Ana Brnabić, the current Serbian Minister of Public Administration and Local Self-government, has just been appointed prime minister of Serbia, reports Index on June 15, 2017.
President of Serbia Aleksandar Vučić announced he was giving Brnabić, an independent politician, the mandate to form a new government earlier today. “Coming up with this decision wasn’t easy. This is not a defeat for the Serbian Progressive Party, nor for anyone else, but an idea to find the best solution. The future PM must ensure further reinforcement of the country’s reputation, as well as further reforms. Serbia needs to work on its image, and doesn’t need to prove its independence and sovereignity to anyone”, said Vučić. He added that Brnabić will focus on issues in domains of “economics and digitalisation”, while the foreign minister Ivica Dačić, who has been standing in as the PM and “enjoys his great confidence”, will lead “the political part”.
Brnabić, 41, studied business administration in the US and is a graduate of the University of Hull in England with an MBA in marketing. She was born in Belgrade, but is known to have Croatian origins and spends summers in her family home in Stara Baška on Krk island.
She’s both the first gay PM and first female PM in Serbia’s history. She entered politics in 2016 and became Serbia’s first openly gay minister; not a small feat for a country in the region where a homophobic culture still prevails.
The Guardian reported about Brnabić’s appointment and the attitude towards the LGBT community in Serbia, saying that “violence and discrimination are widespread and recourse to justice after homophobic attacks limited by social stigma. Belgrade’s high-profile Pride parade has been suspended in the past over “security concerns” and now takes place under heavy police guard, amid protests by the far right and the Orthodox church.”
Civil rights activist and Belgrade Pride organiser Goran Miletić called the appointment of Brnabić “a positive message”, stating that a gay or lesbian person becoming minister or PM would be “big news” even in some western countries: “It’s even more important for a country where 65% believe homosexuality is an illness and 78% think homosexuality shouldn’t be expressed outside homes”. He also noted he doesn’t believe the respect for the LGBT community will grow in near future, while the political scientist at the University of Belgrade Boban Stojanović considers that Brnabić’s appointment might end up as ‘window-dressing’ for Serbia. “The problem is that it will mask the real picture of the situation of civil and human rights in Serbia. The choice of a member of the LGBT community for prime minister will be used as an indicator of the state of civil and human rights, and that is not realistic”, said Stojanović.

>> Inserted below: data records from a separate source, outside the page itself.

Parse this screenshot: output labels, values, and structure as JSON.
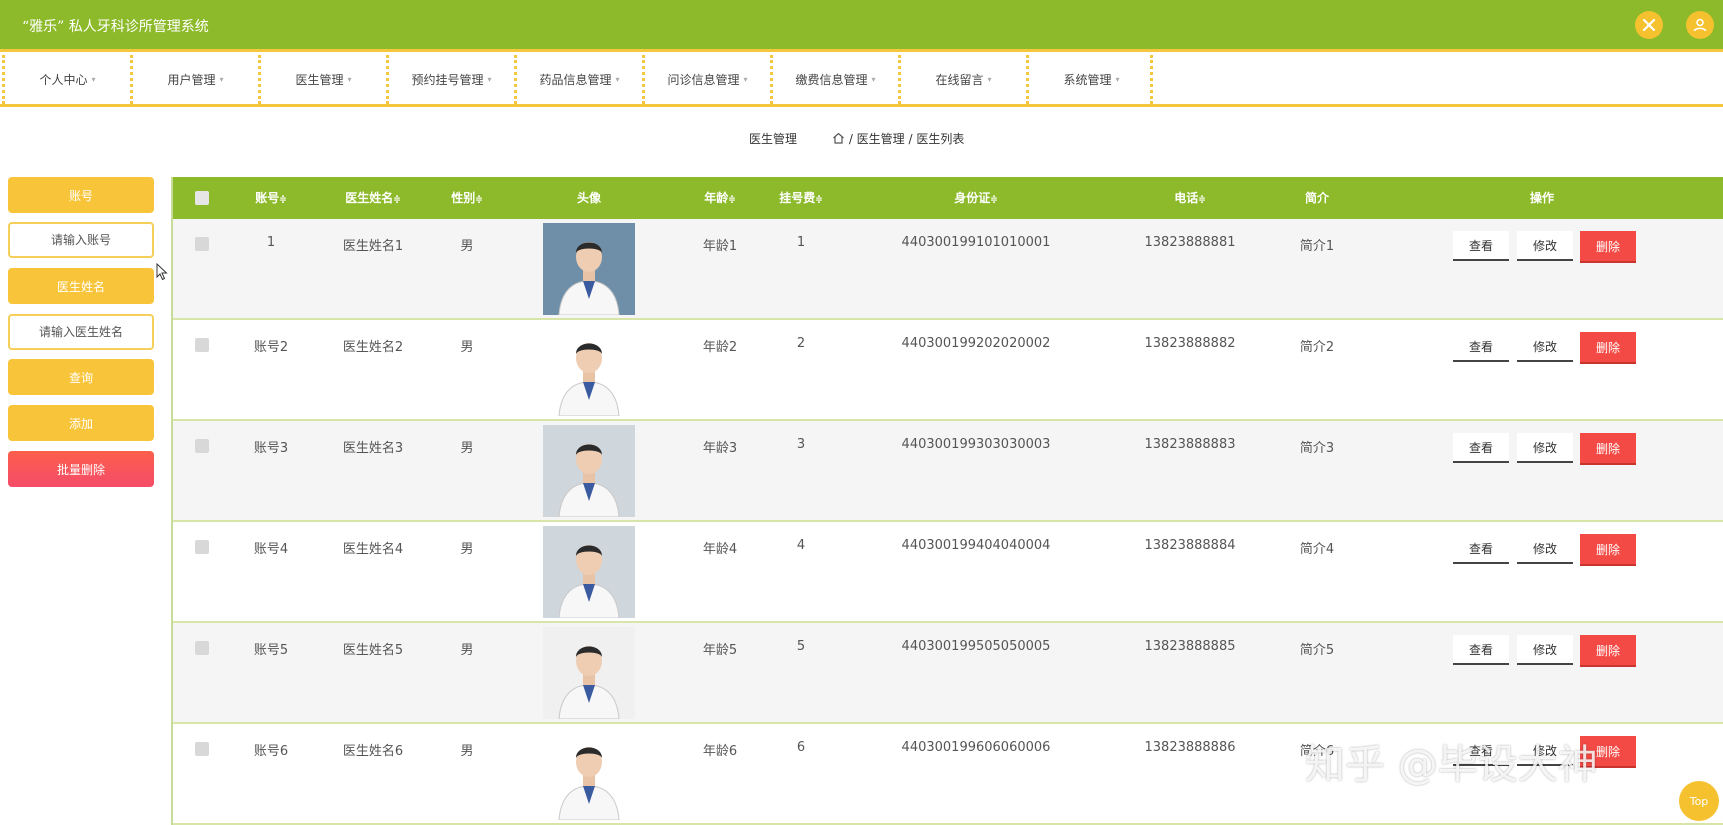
{
  "header": {
    "title": "“雅乐” 私人牙科诊所管理系统",
    "close_icon": "close-icon",
    "user_icon": "user-icon",
    "accent": "#8dba2a",
    "gold": "#f4c73e"
  },
  "nav": {
    "items": [
      "个人中心",
      "用户管理",
      "医生管理",
      "预约挂号管理",
      "药品信息管理",
      "问诊信息管理",
      "缴费信息管理",
      "在线留言",
      "系统管理"
    ]
  },
  "breadcrumb": {
    "section": "医生管理",
    "path": "/ 医生管理 / 医生列表"
  },
  "sidebar": {
    "account_label": "账号",
    "account_placeholder": "请输入账号",
    "doctor_name_label": "医生姓名",
    "doctor_name_placeholder": "请输入医生姓名",
    "search_button": "查询",
    "add_button": "添加",
    "batch_delete_button": "批量删除"
  },
  "table": {
    "headers": {
      "account": "账号",
      "name": "医生姓名",
      "gender": "性别",
      "avatar": "头像",
      "age": "年龄",
      "fee": "挂号费",
      "id_card": "身份证",
      "phone": "电话",
      "intro": "简介",
      "actions": "操作"
    },
    "sort_icon": "≑",
    "actions": {
      "view": "查看",
      "edit": "修改",
      "delete": "删除"
    },
    "rows": [
      {
        "account": "1",
        "name": "医生姓名1",
        "gender": "男",
        "age": "年龄1",
        "fee": "1",
        "id_card": "440300199101010001",
        "phone": "13823888881",
        "intro": "简介1"
      },
      {
        "account": "账号2",
        "name": "医生姓名2",
        "gender": "男",
        "age": "年龄2",
        "fee": "2",
        "id_card": "440300199202020002",
        "phone": "13823888882",
        "intro": "简介2"
      },
      {
        "account": "账号3",
        "name": "医生姓名3",
        "gender": "男",
        "age": "年龄3",
        "fee": "3",
        "id_card": "440300199303030003",
        "phone": "13823888883",
        "intro": "简介3"
      },
      {
        "account": "账号4",
        "name": "医生姓名4",
        "gender": "男",
        "age": "年龄4",
        "fee": "4",
        "id_card": "440300199404040004",
        "phone": "13823888884",
        "intro": "简介4"
      },
      {
        "account": "账号5",
        "name": "医生姓名5",
        "gender": "男",
        "age": "年龄5",
        "fee": "5",
        "id_card": "440300199505050005",
        "phone": "13823888885",
        "intro": "简介5"
      },
      {
        "account": "账号6",
        "name": "医生姓名6",
        "gender": "男",
        "age": "年龄6",
        "fee": "6",
        "id_card": "440300199606060006",
        "phone": "13823888886",
        "intro": "简介6"
      }
    ]
  },
  "watermark": "知乎 @毕设大神",
  "top_button": "Top"
}
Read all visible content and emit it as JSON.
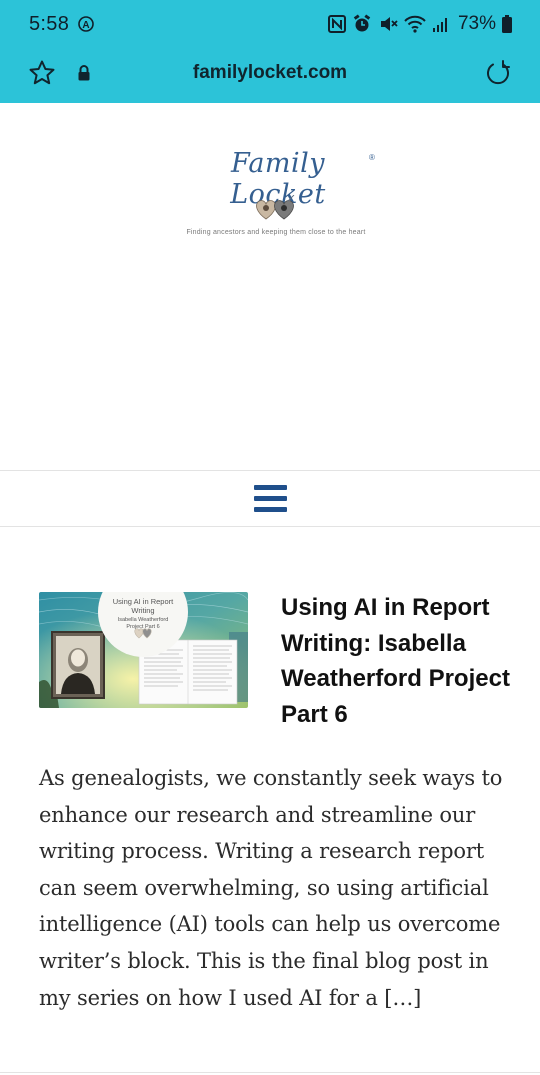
{
  "status_bar": {
    "time": "5:58",
    "battery": "73%",
    "icons": [
      "nfc-icon",
      "alarm-icon",
      "mute-icon",
      "wifi-icon",
      "signal-icon",
      "battery-icon"
    ]
  },
  "browser": {
    "url": "familylocket.com",
    "icons": [
      "star-bookmark-icon",
      "lock-icon",
      "reload-icon"
    ]
  },
  "site": {
    "logo_name": "Family Locket",
    "tagline": "Finding ancestors and keeping them close to the heart"
  },
  "nav": {
    "menu_icon": "hamburger-menu-icon"
  },
  "article": {
    "title": "Using AI in Report Writing: Isabella Weatherford Project Part 6",
    "excerpt": "As genealogists, we constantly seek ways to enhance our research and streamline our writing process. Writing a research report can seem overwhelming, so using artificial intelligence (AI) tools can help us overcome writer’s block. This is the final blog post in my series on how I used AI for a […]",
    "thumbnail": {
      "line1": "Using AI in Report",
      "line2": "Writing",
      "line3": "Isabella Weatherford",
      "line4": "Project Part 6"
    }
  },
  "colors": {
    "browser_bar": "#2cc3d8",
    "menu_icon": "#1f4f8b",
    "logo_text": "#355f90"
  }
}
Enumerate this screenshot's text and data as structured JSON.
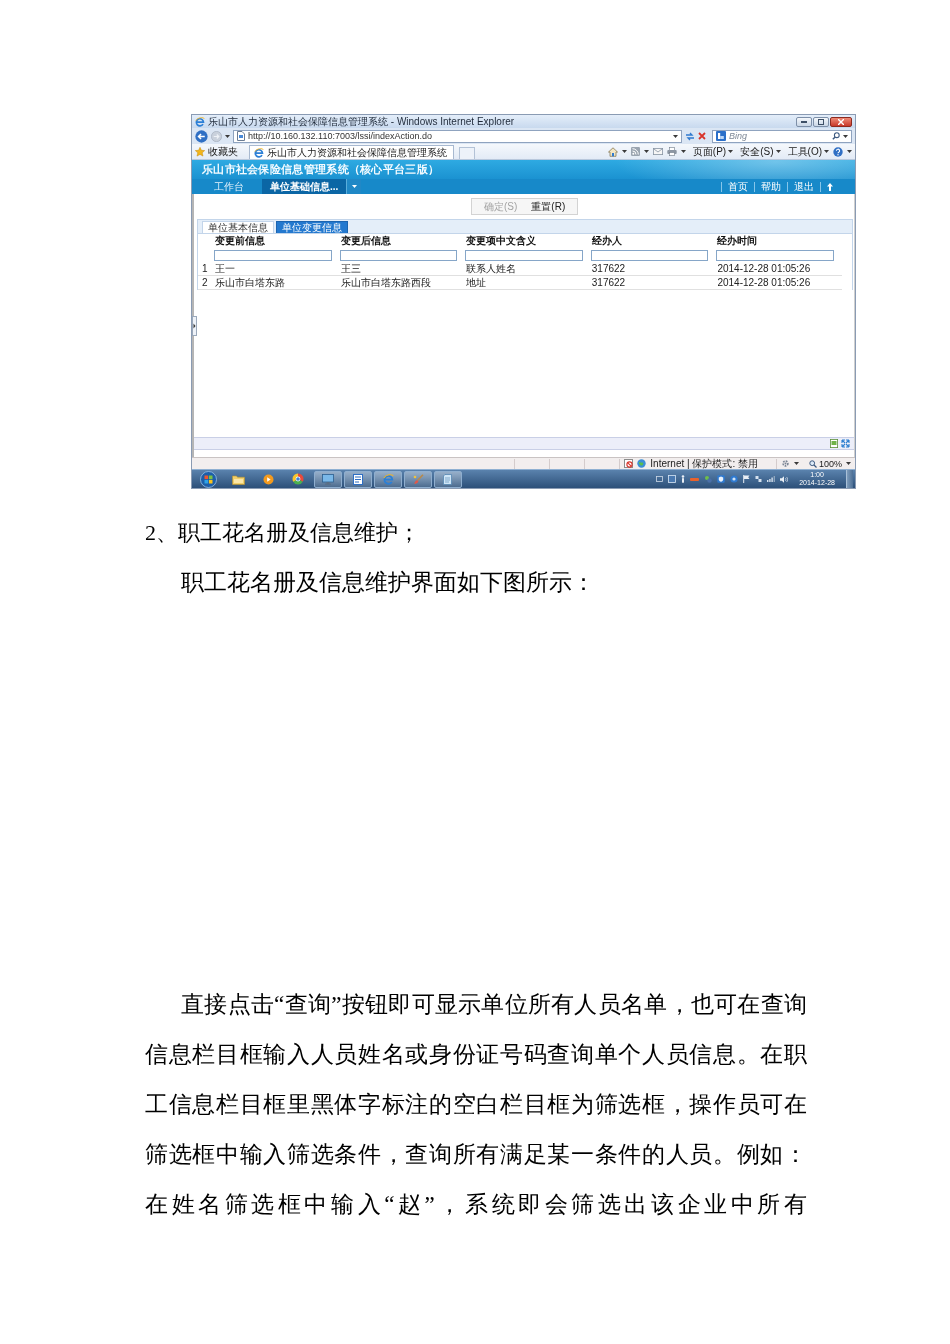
{
  "screenshot": {
    "window": {
      "title": "乐山市人力资源和社会保障信息管理系统 - Windows Internet Explorer"
    },
    "address_bar": {
      "url": "http://10.160.132.110:7003/lssi/indexAction.do"
    },
    "search_field": {
      "placeholder": "Bing"
    },
    "favorites_bar": {
      "favorites": "收藏夹",
      "tab": "乐山市人力资源和社会保障信息管理系统"
    },
    "command_bar": {
      "menus": [
        "页面(P)",
        "安全(S)",
        "工具(O)"
      ]
    },
    "app": {
      "title": "乐山市社会保险信息管理系统（核心平台三版）",
      "nav": [
        {
          "label": "工作台",
          "selected": false
        },
        {
          "label": "单位基础信息...",
          "selected": true
        }
      ],
      "links": [
        "首页",
        "帮助",
        "退出"
      ],
      "actions": [
        {
          "label": "确定(S)",
          "disabled": true
        },
        {
          "label": "重置(R)",
          "disabled": false
        }
      ],
      "tabs": [
        {
          "label": "单位基本信息",
          "selected": false
        },
        {
          "label": "单位变更信息",
          "selected": true
        }
      ],
      "table": {
        "columns": [
          "变更前信息",
          "变更后信息",
          "变更项中文含义",
          "经办人",
          "经办时间"
        ],
        "rows": [
          {
            "index": "1",
            "cells": [
              "王一",
              "王三",
              "联系人姓名",
              "317622",
              "2014-12-28 01:05:26"
            ]
          },
          {
            "index": "2",
            "cells": [
              "乐山市白塔东路",
              "乐山市白塔东路西段",
              "地址",
              "317622",
              "2014-12-28 01:05:26"
            ]
          }
        ]
      }
    },
    "status_bar": {
      "zone": "Internet | 保护模式: 禁用",
      "zoom": "100%"
    },
    "taskbar": {
      "time": "1:00",
      "date": "2014-12-28"
    }
  },
  "heading": "2、职工花名册及信息维护；",
  "caption": "职工花名册及信息维护界面如下图所示：",
  "paragraph": "直接点击“查询”按钮即可显示单位所有人员名单，也可在查询信息栏目框输入人员姓名或身份证号码查询单个人员信息。在职工信息栏目框里黑体字标注的空白栏目框为筛选框，操作员可在筛选框中输入筛选条件，查询所有满足某一条件的人员。例如：在姓名筛选框中输入“赵”，系统即会筛选出该企业中所有"
}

Vučić in turn explained his decision as a result of confidence that Brnabić will “contribute to Serbia’s reputation both in the West and the East, in eurointegrations, relations with the Russian Federation, China, Arab countries, but also with all other countries in the world and the region”. Asked about his view of Brnabić’s private life in 2016, he referred to her as a woman with an impeccable biography “who has done a lot for all of us”, and said he was interested “only in her results”.
Thew new government is supposed to be formed before June 23, the date of Vučić’s inauguration ceremony.
Image source: Telegraf.rs